▶ [Problem description]:
When a line of the records contains "name", copy it.

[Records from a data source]
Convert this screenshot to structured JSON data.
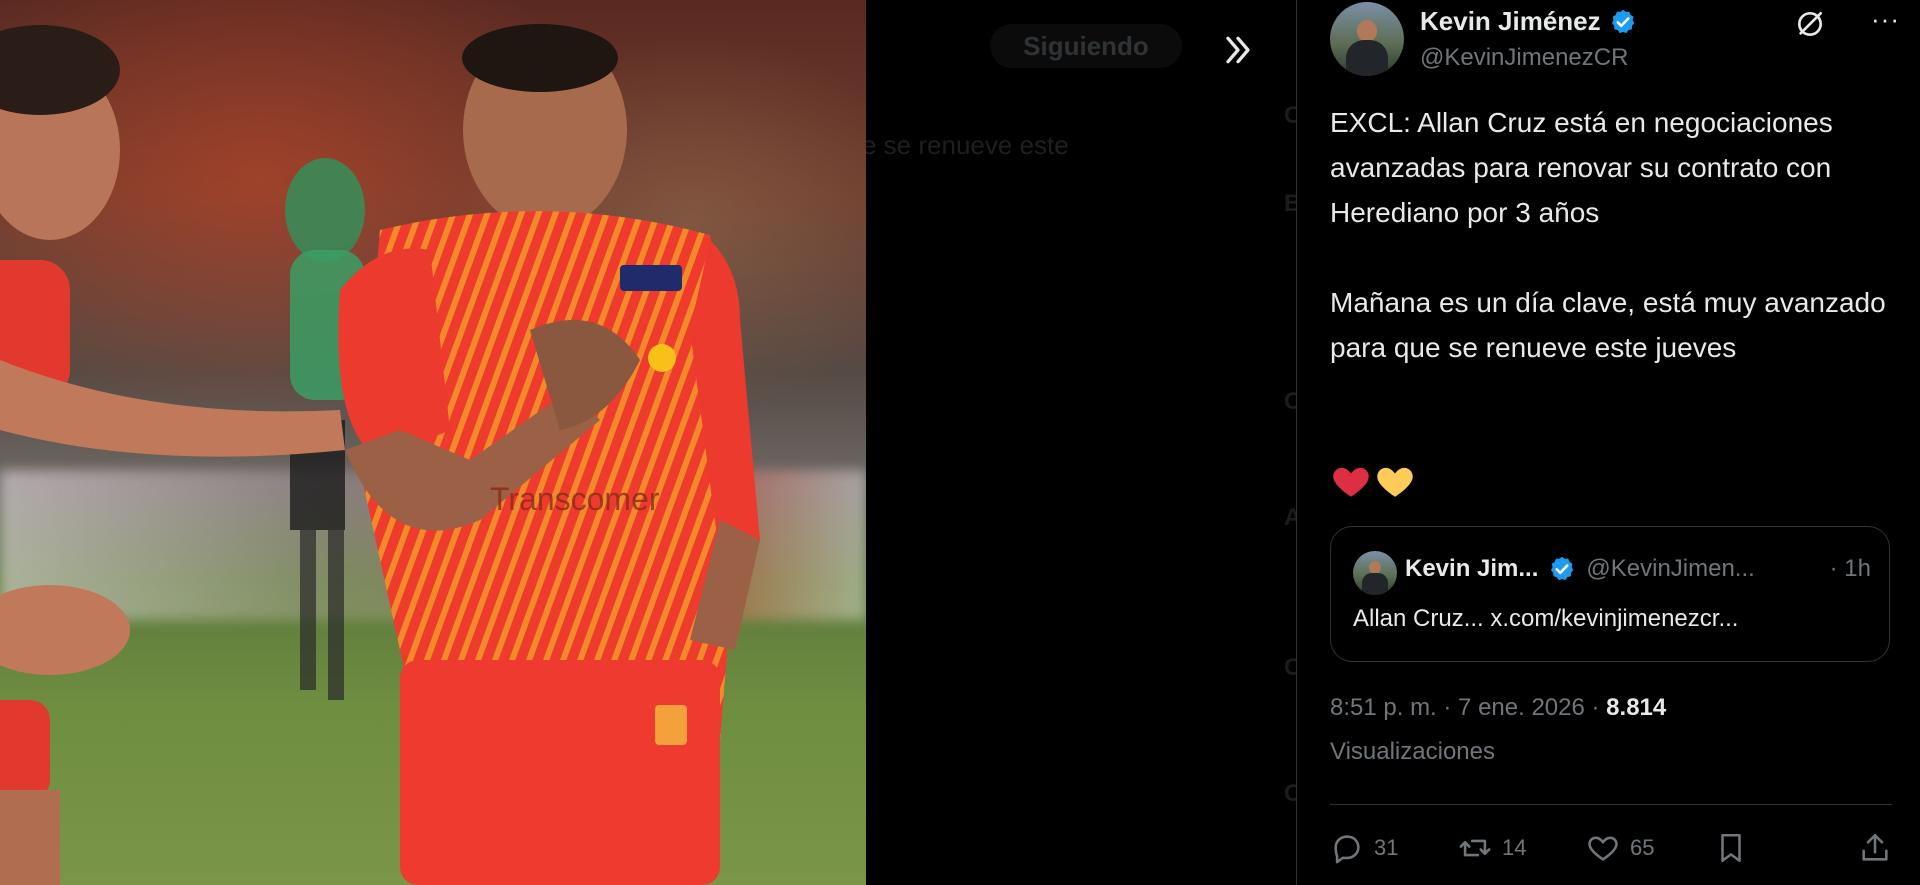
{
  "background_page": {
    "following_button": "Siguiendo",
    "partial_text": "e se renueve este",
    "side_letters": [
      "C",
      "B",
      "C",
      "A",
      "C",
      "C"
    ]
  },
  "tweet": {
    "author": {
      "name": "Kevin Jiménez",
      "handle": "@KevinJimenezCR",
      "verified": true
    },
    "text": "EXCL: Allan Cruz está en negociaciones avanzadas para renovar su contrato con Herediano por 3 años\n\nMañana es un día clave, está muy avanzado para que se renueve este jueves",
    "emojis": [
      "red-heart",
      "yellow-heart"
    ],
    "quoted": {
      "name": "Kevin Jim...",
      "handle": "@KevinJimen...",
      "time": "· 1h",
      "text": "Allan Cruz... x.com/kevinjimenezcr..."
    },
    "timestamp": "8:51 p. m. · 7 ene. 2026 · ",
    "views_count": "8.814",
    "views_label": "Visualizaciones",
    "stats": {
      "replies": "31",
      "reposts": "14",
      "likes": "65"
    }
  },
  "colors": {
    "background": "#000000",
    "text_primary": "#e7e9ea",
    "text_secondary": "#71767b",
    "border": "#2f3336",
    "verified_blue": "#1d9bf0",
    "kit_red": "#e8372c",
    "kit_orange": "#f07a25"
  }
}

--

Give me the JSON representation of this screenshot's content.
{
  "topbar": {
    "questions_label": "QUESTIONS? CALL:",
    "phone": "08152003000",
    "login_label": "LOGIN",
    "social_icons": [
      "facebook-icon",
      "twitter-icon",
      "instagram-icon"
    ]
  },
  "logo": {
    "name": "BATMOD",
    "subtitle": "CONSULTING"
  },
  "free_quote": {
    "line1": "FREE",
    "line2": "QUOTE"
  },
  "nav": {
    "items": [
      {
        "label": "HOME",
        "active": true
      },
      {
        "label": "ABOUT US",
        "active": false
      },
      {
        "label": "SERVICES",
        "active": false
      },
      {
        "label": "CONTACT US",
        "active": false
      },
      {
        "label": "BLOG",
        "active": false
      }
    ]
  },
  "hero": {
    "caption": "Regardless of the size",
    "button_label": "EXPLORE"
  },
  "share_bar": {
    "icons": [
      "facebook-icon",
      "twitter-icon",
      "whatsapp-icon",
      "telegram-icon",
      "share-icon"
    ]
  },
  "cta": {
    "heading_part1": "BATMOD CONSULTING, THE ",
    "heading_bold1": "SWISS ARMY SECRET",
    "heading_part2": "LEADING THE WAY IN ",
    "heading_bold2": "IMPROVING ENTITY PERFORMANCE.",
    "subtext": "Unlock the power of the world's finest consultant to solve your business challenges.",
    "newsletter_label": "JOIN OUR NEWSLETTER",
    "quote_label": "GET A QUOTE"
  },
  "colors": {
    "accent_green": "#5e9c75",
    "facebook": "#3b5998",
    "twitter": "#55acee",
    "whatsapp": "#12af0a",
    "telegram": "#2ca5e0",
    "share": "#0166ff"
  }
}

▶ [Output for this task]:
      "name": "Kevin Jiménez",
      "name": "Kevin Jim...",
    "name": "BATMOD",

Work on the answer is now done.